───── Working data ─────

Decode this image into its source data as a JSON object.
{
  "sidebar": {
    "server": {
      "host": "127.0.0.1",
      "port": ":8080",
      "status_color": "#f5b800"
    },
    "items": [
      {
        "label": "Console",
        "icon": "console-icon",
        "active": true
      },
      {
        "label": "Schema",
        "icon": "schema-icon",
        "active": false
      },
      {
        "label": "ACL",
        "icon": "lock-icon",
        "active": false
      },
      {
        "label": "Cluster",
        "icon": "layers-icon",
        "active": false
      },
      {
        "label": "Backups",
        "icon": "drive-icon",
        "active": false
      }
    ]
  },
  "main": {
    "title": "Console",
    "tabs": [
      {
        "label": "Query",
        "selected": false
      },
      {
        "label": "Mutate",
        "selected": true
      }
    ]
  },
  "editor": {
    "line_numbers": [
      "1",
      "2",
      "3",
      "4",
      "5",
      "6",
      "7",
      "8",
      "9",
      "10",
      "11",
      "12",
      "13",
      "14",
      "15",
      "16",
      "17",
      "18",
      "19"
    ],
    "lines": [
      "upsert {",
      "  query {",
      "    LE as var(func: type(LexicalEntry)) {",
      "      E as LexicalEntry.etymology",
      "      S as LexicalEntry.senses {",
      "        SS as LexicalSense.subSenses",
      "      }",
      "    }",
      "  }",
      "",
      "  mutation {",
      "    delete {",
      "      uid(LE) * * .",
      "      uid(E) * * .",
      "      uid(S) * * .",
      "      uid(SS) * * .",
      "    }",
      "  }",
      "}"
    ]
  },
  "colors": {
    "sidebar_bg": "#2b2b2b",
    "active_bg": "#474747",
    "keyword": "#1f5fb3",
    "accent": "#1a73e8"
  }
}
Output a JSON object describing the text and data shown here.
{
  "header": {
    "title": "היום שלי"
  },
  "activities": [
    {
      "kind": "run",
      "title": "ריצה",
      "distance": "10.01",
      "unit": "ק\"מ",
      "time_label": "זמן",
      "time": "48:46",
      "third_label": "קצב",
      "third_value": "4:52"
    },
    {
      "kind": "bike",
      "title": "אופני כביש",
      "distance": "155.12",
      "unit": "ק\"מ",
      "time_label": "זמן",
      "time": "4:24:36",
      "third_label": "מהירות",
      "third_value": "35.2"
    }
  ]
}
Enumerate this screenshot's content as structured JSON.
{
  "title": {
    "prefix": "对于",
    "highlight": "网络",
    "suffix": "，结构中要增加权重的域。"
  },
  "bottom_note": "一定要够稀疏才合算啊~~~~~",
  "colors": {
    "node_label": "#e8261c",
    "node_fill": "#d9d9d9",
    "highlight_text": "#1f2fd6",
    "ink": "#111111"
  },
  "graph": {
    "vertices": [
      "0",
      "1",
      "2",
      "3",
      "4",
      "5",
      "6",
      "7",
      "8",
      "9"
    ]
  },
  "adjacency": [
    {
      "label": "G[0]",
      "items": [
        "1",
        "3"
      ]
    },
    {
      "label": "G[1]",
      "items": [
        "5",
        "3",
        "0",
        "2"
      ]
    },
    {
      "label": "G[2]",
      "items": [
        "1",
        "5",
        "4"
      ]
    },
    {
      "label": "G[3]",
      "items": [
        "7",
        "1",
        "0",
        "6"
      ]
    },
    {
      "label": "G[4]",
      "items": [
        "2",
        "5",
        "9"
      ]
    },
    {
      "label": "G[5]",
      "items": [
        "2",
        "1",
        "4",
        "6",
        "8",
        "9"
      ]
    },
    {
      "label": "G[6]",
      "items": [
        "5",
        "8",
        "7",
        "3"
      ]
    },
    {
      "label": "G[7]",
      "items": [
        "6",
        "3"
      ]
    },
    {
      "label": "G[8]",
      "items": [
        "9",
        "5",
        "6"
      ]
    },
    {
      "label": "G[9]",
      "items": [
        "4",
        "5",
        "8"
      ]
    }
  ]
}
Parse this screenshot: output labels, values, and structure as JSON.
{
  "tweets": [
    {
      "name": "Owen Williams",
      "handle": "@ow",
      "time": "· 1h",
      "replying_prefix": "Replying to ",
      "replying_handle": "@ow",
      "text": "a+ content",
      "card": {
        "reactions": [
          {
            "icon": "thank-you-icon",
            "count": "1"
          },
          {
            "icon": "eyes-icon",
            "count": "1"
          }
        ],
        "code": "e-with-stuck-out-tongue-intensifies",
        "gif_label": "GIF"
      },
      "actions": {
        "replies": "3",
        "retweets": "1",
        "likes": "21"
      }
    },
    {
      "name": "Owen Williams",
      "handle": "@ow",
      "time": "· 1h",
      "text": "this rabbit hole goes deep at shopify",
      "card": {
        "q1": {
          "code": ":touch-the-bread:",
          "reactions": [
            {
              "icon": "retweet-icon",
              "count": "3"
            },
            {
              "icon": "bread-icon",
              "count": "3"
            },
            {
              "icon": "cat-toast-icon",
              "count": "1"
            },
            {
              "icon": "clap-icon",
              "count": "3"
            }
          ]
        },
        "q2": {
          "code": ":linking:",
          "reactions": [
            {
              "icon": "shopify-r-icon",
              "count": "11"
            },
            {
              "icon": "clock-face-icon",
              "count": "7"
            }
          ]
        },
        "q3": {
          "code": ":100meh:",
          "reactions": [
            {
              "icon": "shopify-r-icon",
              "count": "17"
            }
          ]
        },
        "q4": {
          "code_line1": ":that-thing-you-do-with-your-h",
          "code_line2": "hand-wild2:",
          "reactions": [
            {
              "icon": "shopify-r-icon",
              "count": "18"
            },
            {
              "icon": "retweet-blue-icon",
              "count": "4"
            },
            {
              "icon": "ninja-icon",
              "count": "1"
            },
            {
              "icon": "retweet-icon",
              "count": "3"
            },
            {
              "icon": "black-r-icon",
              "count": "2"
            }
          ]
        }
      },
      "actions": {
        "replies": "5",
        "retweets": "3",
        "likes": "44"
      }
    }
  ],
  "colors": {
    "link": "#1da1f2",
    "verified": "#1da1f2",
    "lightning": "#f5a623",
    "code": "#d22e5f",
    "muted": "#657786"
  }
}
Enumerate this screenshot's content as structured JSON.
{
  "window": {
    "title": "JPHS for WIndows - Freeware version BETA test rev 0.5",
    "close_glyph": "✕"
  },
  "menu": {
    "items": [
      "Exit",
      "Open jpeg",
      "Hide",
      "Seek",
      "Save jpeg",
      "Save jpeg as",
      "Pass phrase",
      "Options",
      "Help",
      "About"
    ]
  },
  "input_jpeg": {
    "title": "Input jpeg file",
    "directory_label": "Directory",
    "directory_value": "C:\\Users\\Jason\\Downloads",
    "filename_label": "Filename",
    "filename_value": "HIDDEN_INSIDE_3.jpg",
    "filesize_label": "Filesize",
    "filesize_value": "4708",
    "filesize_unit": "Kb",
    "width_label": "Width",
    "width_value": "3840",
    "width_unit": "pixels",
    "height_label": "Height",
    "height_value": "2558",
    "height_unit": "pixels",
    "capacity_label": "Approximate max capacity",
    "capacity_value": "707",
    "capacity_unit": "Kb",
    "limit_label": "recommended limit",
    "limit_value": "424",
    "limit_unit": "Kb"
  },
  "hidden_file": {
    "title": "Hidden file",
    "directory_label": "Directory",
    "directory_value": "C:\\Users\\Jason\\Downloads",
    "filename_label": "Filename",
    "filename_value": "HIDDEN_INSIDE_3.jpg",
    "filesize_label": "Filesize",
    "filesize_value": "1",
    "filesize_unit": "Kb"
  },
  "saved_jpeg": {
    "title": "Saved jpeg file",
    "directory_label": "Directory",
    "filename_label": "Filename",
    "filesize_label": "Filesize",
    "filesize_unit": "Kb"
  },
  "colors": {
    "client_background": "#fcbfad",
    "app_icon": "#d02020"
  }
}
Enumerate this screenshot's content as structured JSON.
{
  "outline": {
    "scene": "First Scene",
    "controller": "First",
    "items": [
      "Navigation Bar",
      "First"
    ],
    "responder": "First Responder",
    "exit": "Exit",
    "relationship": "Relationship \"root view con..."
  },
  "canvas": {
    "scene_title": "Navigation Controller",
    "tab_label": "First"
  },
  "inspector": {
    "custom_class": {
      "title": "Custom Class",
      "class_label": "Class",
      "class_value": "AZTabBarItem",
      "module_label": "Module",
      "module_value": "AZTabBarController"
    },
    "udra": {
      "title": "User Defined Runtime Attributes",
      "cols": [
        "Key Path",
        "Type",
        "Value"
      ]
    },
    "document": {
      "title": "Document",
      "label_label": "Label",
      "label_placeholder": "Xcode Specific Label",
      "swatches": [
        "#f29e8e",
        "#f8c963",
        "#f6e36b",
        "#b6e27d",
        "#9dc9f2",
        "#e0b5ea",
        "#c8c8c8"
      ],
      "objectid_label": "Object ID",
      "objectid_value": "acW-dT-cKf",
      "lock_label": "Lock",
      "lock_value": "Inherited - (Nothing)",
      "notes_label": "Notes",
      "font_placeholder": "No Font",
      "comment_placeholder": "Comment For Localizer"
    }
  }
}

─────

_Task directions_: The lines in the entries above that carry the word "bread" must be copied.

_Final answer_:
          "code": ":touch-the-bread:",
              "icon": "bread-icon",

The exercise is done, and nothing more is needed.